Task details
Exact reproduction of every entry is required.

(Dataset entries)

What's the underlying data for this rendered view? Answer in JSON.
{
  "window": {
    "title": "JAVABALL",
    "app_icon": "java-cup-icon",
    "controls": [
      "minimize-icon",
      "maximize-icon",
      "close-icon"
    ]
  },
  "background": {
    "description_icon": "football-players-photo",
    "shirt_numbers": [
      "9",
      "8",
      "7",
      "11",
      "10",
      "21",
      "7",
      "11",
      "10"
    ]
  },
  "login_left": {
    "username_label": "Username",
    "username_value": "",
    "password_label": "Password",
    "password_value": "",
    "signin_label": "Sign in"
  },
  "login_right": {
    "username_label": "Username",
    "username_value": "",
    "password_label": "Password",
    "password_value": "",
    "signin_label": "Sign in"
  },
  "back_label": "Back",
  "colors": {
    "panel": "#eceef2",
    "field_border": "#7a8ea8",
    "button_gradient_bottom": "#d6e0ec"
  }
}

Written response
What's the underlying data for this rendered view? Answer in JSON.
{
  "window": {
    "title": "JAVABALL",
    "app_icon": "java-cup-icon",
    "controls": [
      "minimize-icon",
      "maximize-icon",
      "close-icon"
    ]
  },
  "background": {
    "description_icon": "football-players-photo",
    "shirt_numbers": [
      "9",
      "8",
      "7",
      "11",
      "10",
      "21",
      "7",
      "11",
      "10"
    ]
  },
  "login_left": {
    "username_label": "Username",
    "username_value": "",
    "password_label": "Password",
    "password_value": "",
    "signin_label": "Sign in"
  },
  "login_right": {
    "username_label": "Username",
    "username_value": "",
    "password_label": "Password",
    "password_value": "",
    "signin_label": "Sign in"
  },
  "back_label": "Back",
  "colors": {
    "panel": "#eceef2",
    "field_border": "#7a8ea8",
    "button_gradient_bottom": "#d6e0ec"
  }
}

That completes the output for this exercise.